So Jeff went to see Knuth and asked him for the grammar for TeX. Knuth looked at him and said,
What grammar? There is no BNF, there is no description.
Jeff was shocked. Knuth was famous for his research into the area of formal grammars, he had invented LR parsing in 1965. How could he design a language without any formal grammar? Well he did. The legal inputs to TeX where those strings Knuth’s program accepted—no more no less.
You did what? While I was at Berkeley in the same time period, the late 1970’s, we invited Knuth to visit us as a distinguished visitor. Part of being distinguished, in academia there is no free lunch, he had to give a series of lectures. They could be on whatever he wanted, but he had to give them.
One of the lectures was on the design, implementation, and testing of the first version of TeX. The audience for this, and all his talks, was filled to overflowing. Knuth began to explain how he wrote the first version of TeX. My faculty colleagues began to become more and more uncomfortable as Knuth spoke. The high level version of what he said was:
I sat down and started to type in the entire program in Pascal. After X hours the entire system was entered. Then I tried to compile it all. After fixing a few syntax errors the system compiled. I then tried to typeset a sample piece of TeX. Again after fixing a few errors I got this all to work
My colleagues were seeing and hearing with their own ears and eyes Knuth violate all the rules of software building that they had been teaching their students. Build a specification, then code and debug modules, then create testing sets, and on and on. They could not believe it.
Of course the problem was, and is, that Knuth is brilliant. He is one of the few people in the world that could have built the first TeX this way and got it to work in any finite amount of time. Since there was no specification, there was no BNF, there was no way to tell what was legal or not. While the students heard all the wrong statements from Knuth I think that no lasting damage was done. Everyone realized they were watching a virtuoso performance by a master. It was like Wolfgang Mozart explaining how he wrote concerts—you could listen to what he said, but you could not do it yourself.
I have a TeX open problem. The href package takes and outputs the string as a pointer to the url . I wanted to have this act differently: I want it to output the string and add the footnote numbered with the url , somewhat as Wikipedia does. Of course the next one would use a different number for the footnote.

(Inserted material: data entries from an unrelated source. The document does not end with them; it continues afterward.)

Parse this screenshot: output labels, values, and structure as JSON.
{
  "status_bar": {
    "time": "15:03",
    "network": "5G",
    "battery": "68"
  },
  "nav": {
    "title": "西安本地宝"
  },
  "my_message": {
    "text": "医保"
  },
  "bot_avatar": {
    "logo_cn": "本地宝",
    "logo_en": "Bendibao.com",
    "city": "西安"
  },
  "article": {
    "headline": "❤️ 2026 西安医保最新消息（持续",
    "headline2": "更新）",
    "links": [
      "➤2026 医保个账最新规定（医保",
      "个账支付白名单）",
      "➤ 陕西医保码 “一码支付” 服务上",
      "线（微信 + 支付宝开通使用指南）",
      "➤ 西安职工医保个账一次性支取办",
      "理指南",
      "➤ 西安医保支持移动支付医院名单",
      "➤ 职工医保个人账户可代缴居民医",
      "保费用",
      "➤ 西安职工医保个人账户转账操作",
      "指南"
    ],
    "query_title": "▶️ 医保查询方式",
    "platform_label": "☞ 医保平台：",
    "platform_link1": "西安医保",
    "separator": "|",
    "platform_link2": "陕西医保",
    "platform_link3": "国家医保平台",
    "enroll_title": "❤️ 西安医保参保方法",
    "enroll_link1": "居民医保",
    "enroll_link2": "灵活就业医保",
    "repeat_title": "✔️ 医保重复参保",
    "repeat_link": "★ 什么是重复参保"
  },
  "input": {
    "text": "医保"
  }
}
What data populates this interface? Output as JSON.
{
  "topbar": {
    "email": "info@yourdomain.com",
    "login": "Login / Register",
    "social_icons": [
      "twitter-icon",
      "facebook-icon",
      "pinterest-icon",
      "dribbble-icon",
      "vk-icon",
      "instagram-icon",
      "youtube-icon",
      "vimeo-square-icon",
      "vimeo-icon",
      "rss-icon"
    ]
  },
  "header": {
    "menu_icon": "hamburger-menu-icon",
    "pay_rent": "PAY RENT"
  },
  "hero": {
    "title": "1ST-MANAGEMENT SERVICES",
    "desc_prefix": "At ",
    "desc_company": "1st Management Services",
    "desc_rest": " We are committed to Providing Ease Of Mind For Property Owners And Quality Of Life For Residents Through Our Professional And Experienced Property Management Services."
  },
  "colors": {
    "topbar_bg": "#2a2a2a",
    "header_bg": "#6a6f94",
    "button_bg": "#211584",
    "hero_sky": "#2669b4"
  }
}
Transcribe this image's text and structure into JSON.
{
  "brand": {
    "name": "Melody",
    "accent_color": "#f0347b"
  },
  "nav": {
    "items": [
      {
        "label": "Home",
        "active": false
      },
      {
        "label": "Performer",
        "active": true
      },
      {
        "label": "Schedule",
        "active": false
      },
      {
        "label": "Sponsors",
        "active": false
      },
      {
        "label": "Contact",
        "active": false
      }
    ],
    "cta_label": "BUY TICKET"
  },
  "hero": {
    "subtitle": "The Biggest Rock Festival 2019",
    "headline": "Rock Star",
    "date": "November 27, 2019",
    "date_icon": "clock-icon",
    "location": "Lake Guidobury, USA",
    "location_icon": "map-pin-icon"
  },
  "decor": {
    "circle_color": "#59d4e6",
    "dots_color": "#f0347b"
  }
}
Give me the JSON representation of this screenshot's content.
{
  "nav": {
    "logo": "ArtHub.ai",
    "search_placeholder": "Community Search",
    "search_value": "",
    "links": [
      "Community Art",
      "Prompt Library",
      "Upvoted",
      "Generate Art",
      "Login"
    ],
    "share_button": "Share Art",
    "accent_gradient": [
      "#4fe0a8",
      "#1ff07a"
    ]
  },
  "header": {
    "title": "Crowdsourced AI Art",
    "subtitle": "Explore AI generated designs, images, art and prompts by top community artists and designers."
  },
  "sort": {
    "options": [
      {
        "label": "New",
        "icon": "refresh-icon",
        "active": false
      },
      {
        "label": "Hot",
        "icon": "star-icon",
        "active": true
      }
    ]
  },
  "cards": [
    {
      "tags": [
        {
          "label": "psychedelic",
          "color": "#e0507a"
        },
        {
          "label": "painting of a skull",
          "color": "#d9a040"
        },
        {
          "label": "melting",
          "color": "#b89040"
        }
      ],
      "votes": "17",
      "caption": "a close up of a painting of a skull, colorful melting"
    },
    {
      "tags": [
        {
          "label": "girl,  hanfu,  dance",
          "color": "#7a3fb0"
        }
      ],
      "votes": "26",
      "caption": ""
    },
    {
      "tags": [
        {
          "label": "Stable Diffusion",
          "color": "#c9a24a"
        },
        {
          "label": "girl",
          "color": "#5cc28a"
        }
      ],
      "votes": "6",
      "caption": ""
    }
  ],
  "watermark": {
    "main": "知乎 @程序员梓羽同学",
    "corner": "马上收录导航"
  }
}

I tried to do it myself and failed. I then tried using TeX Stack Exchange, got lots of almost solutions, but none actually work yet. People were very nice and helpful, explaining lots of TeX details, but the problem seems to be that the interaction between url’s and footnotes is tricky. Also recall that a url can have very nasty characters in it.
As we go to press—is that the right term?—I just got a solution for my TeX problem. Here it is thanks to Martin Scharrer via TeX Stack Exchange: